Stephanie’s growth has also been extraordinary. A graduate of Compton YouthBuild, she came to Fresh Tracks already having overcome so much.
When we first met Stephanie this summer she was too nervous to introduce herself to a group of her peers.
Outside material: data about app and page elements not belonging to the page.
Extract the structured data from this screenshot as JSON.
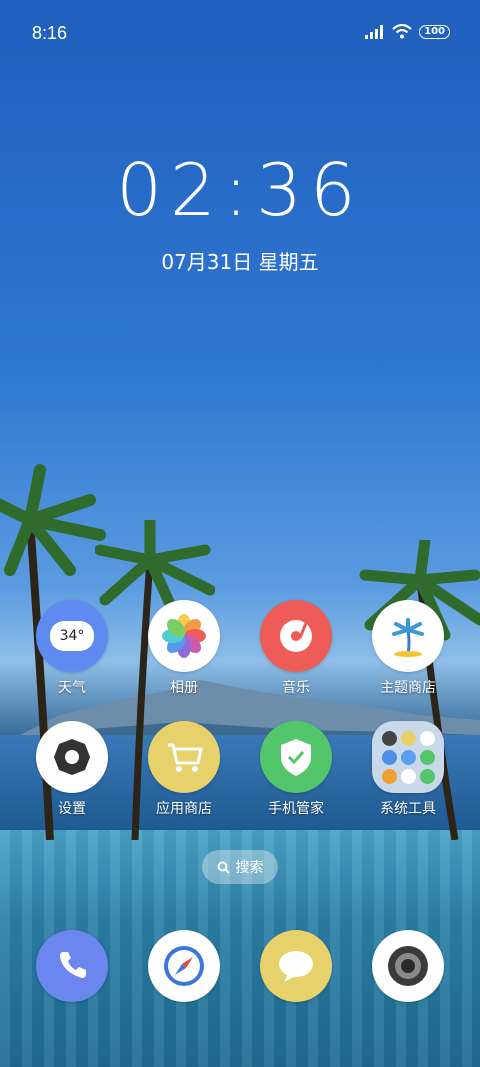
{
  "status": {
    "time": "8:16",
    "battery": "100"
  },
  "clock": {
    "time": "02:36",
    "date": "07月31日  星期五"
  },
  "apps_row1": [
    {
      "label": "天气",
      "icon": "weather-icon",
      "temp": "34°",
      "color": "#5f8af2"
    },
    {
      "label": "相册",
      "icon": "photos-icon",
      "color": "#ffffff"
    },
    {
      "label": "音乐",
      "icon": "music-icon",
      "color": "#ef5b57"
    },
    {
      "label": "主题商店",
      "icon": "theme-store-icon",
      "color": "#ffffff"
    }
  ],
  "apps_row2": [
    {
      "label": "设置",
      "icon": "settings-icon",
      "color": "#ffffff"
    },
    {
      "label": "应用商店",
      "icon": "app-store-icon",
      "color": "#e6d16a"
    },
    {
      "label": "手机管家",
      "icon": "phone-manager-icon",
      "color": "#53c56b"
    },
    {
      "label": "系统工具",
      "icon": "system-tools-folder-icon",
      "color": "#c9d9ea"
    }
  ],
  "search": {
    "label": "搜索"
  },
  "dock": [
    {
      "icon": "phone-icon",
      "color": "#6b86ef"
    },
    {
      "icon": "browser-icon",
      "color": "#ffffff"
    },
    {
      "icon": "messages-icon",
      "color": "#e6d16a"
    },
    {
      "icon": "camera-icon",
      "color": "#ffffff"
    }
  ]
}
Last week, she stood in front of Senior Staff at the White House and confidently outlined why Fresh Tracks has been so important to her own development.
“We became a family,” she told them. “From sitting and eating family style at IslandWood, to walking through an urban park in Los Angeles, to flying together to the top of the Arctic, we learned from each other and now I will dedicate my life to the youth.”
These participants are all examples of how investing in our young leaders can have a multiplier effect and potentially influence the lives of hundreds, thousands more people.
Today, what connects Stephanie from Compton and Essau from Shishmaref isn’t the struggle or the lack of opportunity – but the support they give to each other and their confidence and commitment to bring about lasting change in their communities.
Additional Reading & Resources from C&NN
White House Hosts “Roundtable on Diversity, Youth, and the Outdoors”
MAKING FRESH TRACKS: Natural Leaders from the Arctic Circle and Urban Los Angeles Partner Up
FROM ALASKA TO AUSTRALIA: A Global Odyssey to Connect Kids with Nature
NATURAL LEADERS LEGACY CAMP: One Young Man Decides to Give Back the Way His Father Did
BEYOND LEGACY CAMP: What C&NN’s Natural Leaders Do When They Get Home
WE’RE READY! C&NN’S Natural Leaders Pledge to Support National “Every Kid in a Park” Initiative
THE LIGHT OF NATURAL LEADERS: Young People Move the New Nature Movement
Additional Reading & Resources
NEW watch the Fresh Tracks video capturing participants’ voices from the August experience
Youth Partnership Between the Children & Nature Network, IslandWood, the Sierra Club, and Zumiez Highlighted in Official White House Announcement
IslandWood FreshTracks2016 Travel Blog
Nature Play WA’s inaugural Children and Nature Conference
Every Kid in a Park Initiative
Photo Credit: Tony Teske; René von Saint George
This blog post was originally published on IslandWood’s website.